> [Task]:
Only the lines holding "Millimeter" are wanted here; copy each from the listing.
+++ Records supplied +++
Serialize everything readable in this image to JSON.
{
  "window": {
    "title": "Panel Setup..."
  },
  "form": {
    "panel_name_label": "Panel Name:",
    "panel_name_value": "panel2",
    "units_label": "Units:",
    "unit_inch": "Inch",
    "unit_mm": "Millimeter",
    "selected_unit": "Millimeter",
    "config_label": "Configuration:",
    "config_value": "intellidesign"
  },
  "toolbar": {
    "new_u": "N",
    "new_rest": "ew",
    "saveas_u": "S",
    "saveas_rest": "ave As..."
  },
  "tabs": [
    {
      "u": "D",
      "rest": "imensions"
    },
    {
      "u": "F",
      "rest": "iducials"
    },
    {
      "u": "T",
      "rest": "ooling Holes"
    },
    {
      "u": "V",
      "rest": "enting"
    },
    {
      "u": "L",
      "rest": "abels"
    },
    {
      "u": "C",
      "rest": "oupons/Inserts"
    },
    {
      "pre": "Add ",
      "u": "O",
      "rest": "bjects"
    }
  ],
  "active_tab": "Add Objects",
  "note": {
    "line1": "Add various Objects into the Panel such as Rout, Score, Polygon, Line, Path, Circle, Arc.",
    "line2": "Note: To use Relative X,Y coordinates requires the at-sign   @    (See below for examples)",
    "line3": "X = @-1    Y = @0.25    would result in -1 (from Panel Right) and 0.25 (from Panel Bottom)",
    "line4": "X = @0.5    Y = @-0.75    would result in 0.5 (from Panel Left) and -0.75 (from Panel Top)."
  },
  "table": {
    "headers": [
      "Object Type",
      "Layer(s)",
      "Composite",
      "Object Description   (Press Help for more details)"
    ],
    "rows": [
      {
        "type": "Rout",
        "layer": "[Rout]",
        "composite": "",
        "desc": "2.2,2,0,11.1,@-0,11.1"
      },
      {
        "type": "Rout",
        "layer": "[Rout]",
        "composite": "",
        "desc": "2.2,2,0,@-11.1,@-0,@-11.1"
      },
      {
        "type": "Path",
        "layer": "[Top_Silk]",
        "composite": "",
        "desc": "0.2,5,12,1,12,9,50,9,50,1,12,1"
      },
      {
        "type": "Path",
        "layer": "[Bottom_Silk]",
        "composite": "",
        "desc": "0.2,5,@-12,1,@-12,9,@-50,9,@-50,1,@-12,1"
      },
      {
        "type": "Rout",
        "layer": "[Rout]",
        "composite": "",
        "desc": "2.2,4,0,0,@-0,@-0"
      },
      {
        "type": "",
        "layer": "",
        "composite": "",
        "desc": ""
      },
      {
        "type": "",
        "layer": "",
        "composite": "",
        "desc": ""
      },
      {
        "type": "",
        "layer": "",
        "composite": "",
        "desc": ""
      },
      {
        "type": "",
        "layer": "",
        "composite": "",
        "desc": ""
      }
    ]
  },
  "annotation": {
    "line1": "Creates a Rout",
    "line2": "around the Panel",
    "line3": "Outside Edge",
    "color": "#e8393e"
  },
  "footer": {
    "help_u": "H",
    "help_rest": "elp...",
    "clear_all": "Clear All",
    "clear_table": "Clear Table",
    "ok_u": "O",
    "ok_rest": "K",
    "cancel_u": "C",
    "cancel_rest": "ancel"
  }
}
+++
> [Response for this exercise]:
    "unit_mm": "Millimeter",
    "selected_unit": "Millimeter",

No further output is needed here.